RMIT attack underlines need to train all uni staff in cyber safety


Cyber criminals are very persistent and the daily numbers of cyber attacks show no sign of decreasing. The latest reported attack on an Australian university has disrupted the start of the semester at RMIT. The suspected phishing attack – luring the recipient of an email or other communication into inadvertently giving the attacker access to the IT system – highlights the need for cyber hygiene training for all staff.

The flexible working practices and roll-out of a remote workforce culture during the COVID-19 pandemic have been a challenge for cyber security at even the most prepared organisations. The spike in cyber attacks on organisations that have had to adapt quickly to the new normal just adds to the uncertainty and fears created by the pandemic.

Academics have access to a vast range of sensitive information. It includes student profiles, academic records, research data and other intellectual property. If computer systems or even authentication data such as login details are compromised, it’s just a matter of time before cyber criminals exploit all that private information in several ways.

Universities put themselves at risk

Despite this threat, almost half of Australia’s top 20 institutions in the QS World University Rankings 2020 appear to have had no protection in place against hackers trying to trick people to take over their computer systems.
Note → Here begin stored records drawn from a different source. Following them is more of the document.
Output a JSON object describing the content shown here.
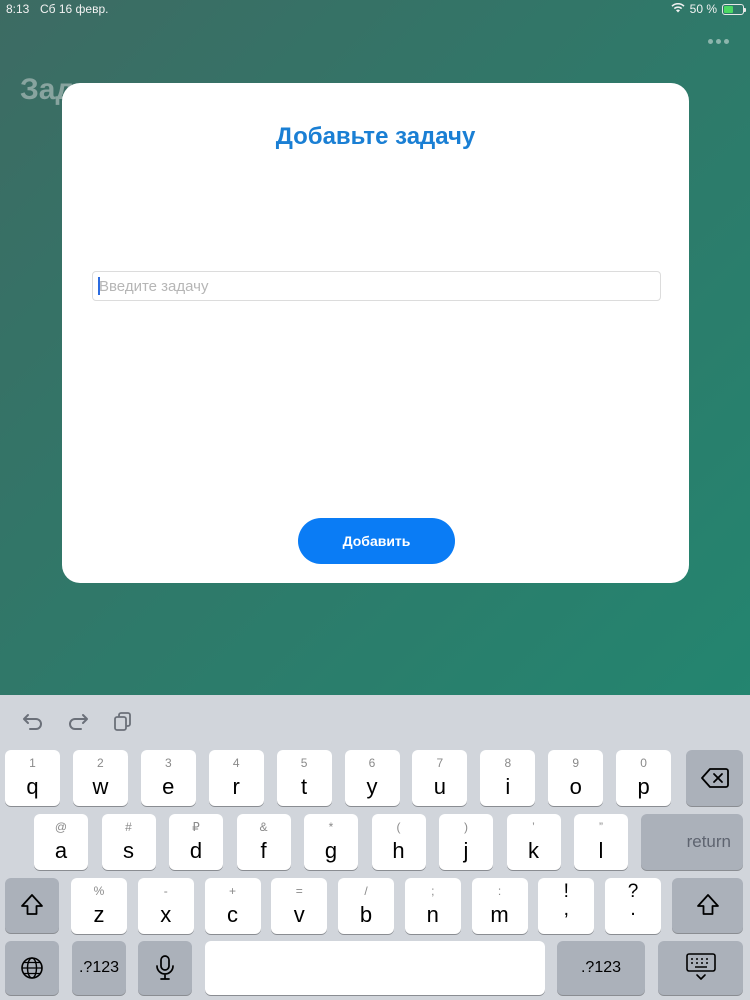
{
  "status_bar": {
    "time": "8:13",
    "date": "Сб 16 февр.",
    "battery": "50 %",
    "battery_level": 0.5
  },
  "background": {
    "title": "Задачи"
  },
  "modal": {
    "title": "Добавьте задачу",
    "input_placeholder": "Введите задачу",
    "input_value": "",
    "add_button": "Добавить"
  },
  "keyboard": {
    "row1": [
      {
        "hint": "1",
        "key": "q"
      },
      {
        "hint": "2",
        "key": "w"
      },
      {
        "hint": "3",
        "key": "e"
      },
      {
        "hint": "4",
        "key": "r"
      },
      {
        "hint": "5",
        "key": "t"
      },
      {
        "hint": "6",
        "key": "y"
      },
      {
        "hint": "7",
        "key": "u"
      },
      {
        "hint": "8",
        "key": "i"
      },
      {
        "hint": "9",
        "key": "o"
      },
      {
        "hint": "0",
        "key": "p"
      }
    ],
    "row2": [
      {
        "hint": "@",
        "key": "a"
      },
      {
        "hint": "#",
        "key": "s"
      },
      {
        "hint": "₽",
        "key": "d"
      },
      {
        "hint": "&",
        "key": "f"
      },
      {
        "hint": "*",
        "key": "g"
      },
      {
        "hint": "(",
        "key": "h"
      },
      {
        "hint": ")",
        "key": "j"
      },
      {
        "hint": "’",
        "key": "k"
      },
      {
        "hint": "”",
        "key": "l"
      }
    ],
    "row3": [
      {
        "hint": "%",
        "key": "z"
      },
      {
        "hint": "-",
        "key": "x"
      },
      {
        "hint": "+",
        "key": "c"
      },
      {
        "hint": "=",
        "key": "v"
      },
      {
        "hint": "/",
        "key": "b"
      },
      {
        "hint": ";",
        "key": "n"
      },
      {
        "hint": ":",
        "key": "m"
      },
      {
        "hint": "!",
        "key": ","
      },
      {
        "hint": "?",
        "key": "."
      }
    ],
    "return_label": "return",
    "numbers_label": ".?123",
    "icons": [
      "undo-icon",
      "redo-icon",
      "paste-icon",
      "backspace-icon",
      "shift-icon",
      "globe-icon",
      "microphone-icon",
      "keyboard-dismiss-icon",
      "more-icon",
      "wifi-icon",
      "battery-icon"
    ]
  }
}
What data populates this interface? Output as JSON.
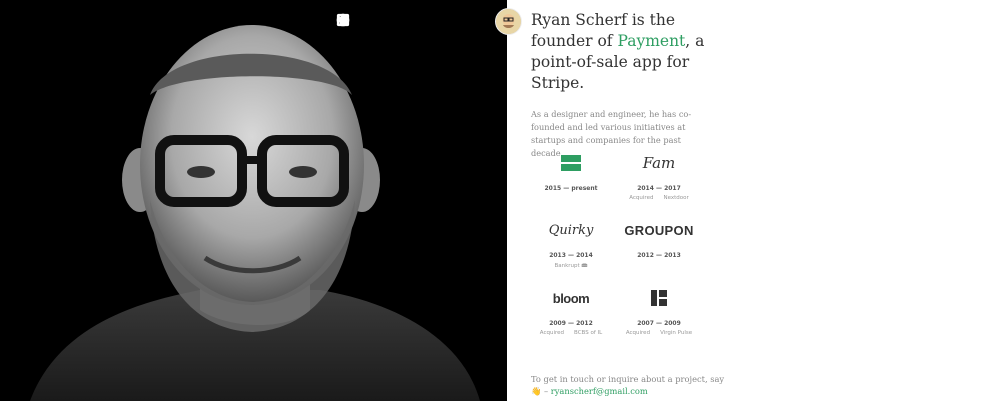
{
  "headline": {
    "before": "Ryan Scherf is the founder of ",
    "accent": "Payment",
    "after": ", a point-of-sale app for Stripe."
  },
  "bio": "As a designer and engineer, he has co-founded and led various initiatives at startups and companies for the past decade.",
  "social": [
    {
      "name": "linkedin-icon"
    },
    {
      "name": "angellist-icon"
    },
    {
      "name": "dribbble-icon"
    },
    {
      "name": "github-icon"
    },
    {
      "name": "instagram-icon"
    },
    {
      "name": "twitter-icon"
    }
  ],
  "companies": [
    {
      "logo_text": "",
      "years": "2015 — present",
      "status": "",
      "outcome": ""
    },
    {
      "logo_text": "Fam",
      "years": "2014 — 2017",
      "status": "Acquired",
      "outcome": "Nextdoor"
    },
    {
      "logo_text": "Quirky",
      "years": "2013 — 2014",
      "status": "Bankrupt 📾",
      "outcome": ""
    },
    {
      "logo_text": "GROUPON",
      "years": "2012 — 2013",
      "status": "",
      "outcome": ""
    },
    {
      "logo_text": "bloom",
      "years": "2009 — 2012",
      "status": "Acquired",
      "outcome": "BCBS of IL"
    },
    {
      "logo_text": "",
      "years": "2007 — 2009",
      "status": "Acquired",
      "outcome": "Virgin Pulse"
    }
  ],
  "contact": {
    "text": "To get in touch or inquire about a project, say 👋 –",
    "email": "ryanscherf@gmail.com"
  },
  "colors": {
    "accent": "#2e9e62",
    "photo_bg": "#000000"
  }
}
An analysis by cyber security firm Proofpoint found only two universities were actively blocking fraudulent emails from reaching students, alumni and faculty staff.

Cyber attacks can jeopardise the reputation of students and academics as well the institution itself. In addition to individual hackers, state-based actors are out to win the intellectual property war.

The latest Notifiable Data Breaches Report from the Office of the Australian Information Commissioner (OAIC) shows data breaches resulting from human error accounted for 38% of notifications in the second half of 2020. That’s 18% more than in the past. Education is one of the top five sectors for data breaches.

This highlights how important it is that universities provide cyber safety training for all academics working in areas other than cyber security, IT or the like.

3 ways staff and students can protect themselves

1. Use multi-factor authentication

Universities are making greater use than ever before of learning management platforms such as BlackBoard, Canvas, Moodle and so on to deliver online content. During their design, cyber security was not high on the agenda. However, most learning management systems (LMS) have the option of multi-factor authentication (MFA).

This typically requires a combination pin and secret questions. These days face detection and fingerprints are also used. For example, Canvas offers two options: SMS (text) or an authenticator app to support MFA.

This adds an extra layer of security. But, in reality, few students or academics use this option consistently.

This improves cyber criminals’ chances of penetrating their accounts with simple brute-force approaches, such as logically guessing credentials, or using social engineering, such as phishing, spear phishing and baiting, to induce someone to “open the door” to an attacker. Readily available hacking tools and facilities (e.g. nmap, Netsparker etc) make their job even easier.

2. Use a VPN

Working from home is the new normal now. Using home wi-fi to access university accounts creates opportunity for the cyber criminals.

Few people change their home router password from the factory default password. This means it’s easier to hack into home wi-fi networks.

To avoid such incidents, it is always better to use virtual private networks (VPN). The VPN uses “virtual” secured connections routed through the internet from the organisation’s private network or a third-party VPN service to the remote site or person.

Most universities, if not all, have the option of using a VPN. It’s a highly recommended safeguard against cyber attacks.

3. Get training in cyber hygiene

Academics deal with such sensitive and, for the criminal, exquisite data and resources that they should complete courses (micro-credentials) on cyber-safe teaching or cyber hygiene. This should be required to be compliant for teaching in the digital era.

Yet, currently, there are no such mandatory short courses on cyber hygiene for academic staff.

Costs of security breaches can be huge

The sensitive credentials of students and staff that hackers can obtain include names, residential addresses, dates of birth, phone numbers, email addresses, emergency contact details, tax file numbers, banking details and other payroll information. Hackers can use any combination of these details to launch successful social engineering attacks that manipulate the victims. And it’s not only the initial victims; cyber criminals also target victims’ friends and families.

If learning management systems are compromised, that can lead to multiple worst-case scenarios. One example is tampering with grades recorded on the LMS. Cyber criminals are offering such services on the dark web and there are plenty of websites selling assignments.

Neglecting the cyber security of online platforms used by hundreds of thousands of students and academics across Australia presents an open invitation to cyber criminals. Cyber criminals find the lack of concern for cyber security in the education sector highly alluring.

And hackers can make a lot of money from successful ransomware attacks on students’ and academics’ computers.

Academic staff might feel they have no option but to pay the ransom to avoid all the legal and privacy-related issues. Students will do anything to regain access to their computer where they probably have stored countless hours of work.

To avoid being put in this position, it is essential for academics and students to complete courses in cyber hygiene. Such courses and regular compliance checks should be mandatory. It is better to be safe than sorry!

Author Bios: Abu Barkat Ullah is Associate Professor of Cyber Security at the University of Canberra and Mohiuddin Ahmed is Lecturer of Computing & Security at Edith Cowan University